+++ Data +++

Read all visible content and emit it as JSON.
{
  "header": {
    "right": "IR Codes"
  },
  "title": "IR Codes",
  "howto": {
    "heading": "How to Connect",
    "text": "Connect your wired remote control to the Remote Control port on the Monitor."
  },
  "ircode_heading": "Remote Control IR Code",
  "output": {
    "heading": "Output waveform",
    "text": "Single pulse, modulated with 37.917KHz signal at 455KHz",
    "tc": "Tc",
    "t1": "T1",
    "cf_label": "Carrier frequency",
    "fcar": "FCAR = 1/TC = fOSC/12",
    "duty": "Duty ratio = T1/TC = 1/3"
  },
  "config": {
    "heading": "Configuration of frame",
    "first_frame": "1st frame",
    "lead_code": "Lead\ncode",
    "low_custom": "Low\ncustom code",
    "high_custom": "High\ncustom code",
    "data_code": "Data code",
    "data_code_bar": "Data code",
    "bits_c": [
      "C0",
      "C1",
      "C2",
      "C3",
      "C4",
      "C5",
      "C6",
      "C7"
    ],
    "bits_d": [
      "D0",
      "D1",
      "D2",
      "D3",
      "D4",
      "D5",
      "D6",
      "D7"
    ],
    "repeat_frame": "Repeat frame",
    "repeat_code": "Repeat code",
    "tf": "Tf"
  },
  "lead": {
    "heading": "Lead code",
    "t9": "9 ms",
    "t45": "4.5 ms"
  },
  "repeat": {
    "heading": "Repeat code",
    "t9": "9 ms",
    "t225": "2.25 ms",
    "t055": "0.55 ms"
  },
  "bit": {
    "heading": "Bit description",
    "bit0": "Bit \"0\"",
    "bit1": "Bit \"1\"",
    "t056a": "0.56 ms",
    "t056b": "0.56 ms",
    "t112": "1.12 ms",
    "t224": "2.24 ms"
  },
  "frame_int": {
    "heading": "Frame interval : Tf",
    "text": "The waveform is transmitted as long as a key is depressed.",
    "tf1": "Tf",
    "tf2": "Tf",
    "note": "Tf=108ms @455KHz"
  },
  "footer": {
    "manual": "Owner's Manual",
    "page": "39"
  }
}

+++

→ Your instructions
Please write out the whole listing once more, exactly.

→ Reply to the task
Read all visible content and emit it as JSON.
{
  "header": {
    "right": "IR Codes"
  },
  "title": "IR Codes",
  "howto": {
    "heading": "How to Connect",
    "text": "Connect your wired remote control to the Remote Control port on the Monitor."
  },
  "ircode_heading": "Remote Control IR Code",
  "output": {
    "heading": "Output waveform",
    "text": "Single pulse, modulated with 37.917KHz signal at 455KHz",
    "tc": "Tc",
    "t1": "T1",
    "cf_label": "Carrier frequency",
    "fcar": "FCAR = 1/TC = fOSC/12",
    "duty": "Duty ratio = T1/TC = 1/3"
  },
  "config": {
    "heading": "Configuration of frame",
    "first_frame": "1st frame",
    "lead_code": "Lead\ncode",
    "low_custom": "Low\ncustom code",
    "high_custom": "High\ncustom code",
    "data_code": "Data code",
    "data_code_bar": "Data code",
    "bits_c": [
      "C0",
      "C1",
      "C2",
      "C3",
      "C4",
      "C5",
      "C6",
      "C7"
    ],
    "bits_d": [
      "D0",
      "D1",
      "D2",
      "D3",
      "D4",
      "D5",
      "D6",
      "D7"
    ],
    "repeat_frame": "Repeat frame",
    "repeat_code": "Repeat code",
    "tf": "Tf"
  },
  "lead": {
    "heading": "Lead code",
    "t9": "9 ms",
    "t45": "4.5 ms"
  },
  "repeat": {
    "heading": "Repeat code",
    "t9": "9 ms",
    "t225": "2.25 ms",
    "t055": "0.55 ms"
  },
  "bit": {
    "heading": "Bit description",
    "bit0": "Bit \"0\"",
    "bit1": "Bit \"1\"",
    "t056a": "0.56 ms",
    "t056b": "0.56 ms",
    "t112": "1.12 ms",
    "t224": "2.24 ms"
  },
  "frame_int": {
    "heading": "Frame interval : Tf",
    "text": "The waveform is transmitted as long as a key is depressed.",
    "tf1": "Tf",
    "tf2": "Tf",
    "note": "Tf=108ms @455KHz"
  },
  "footer": {
    "manual": "Owner's Manual",
    "page": "39"
  }
}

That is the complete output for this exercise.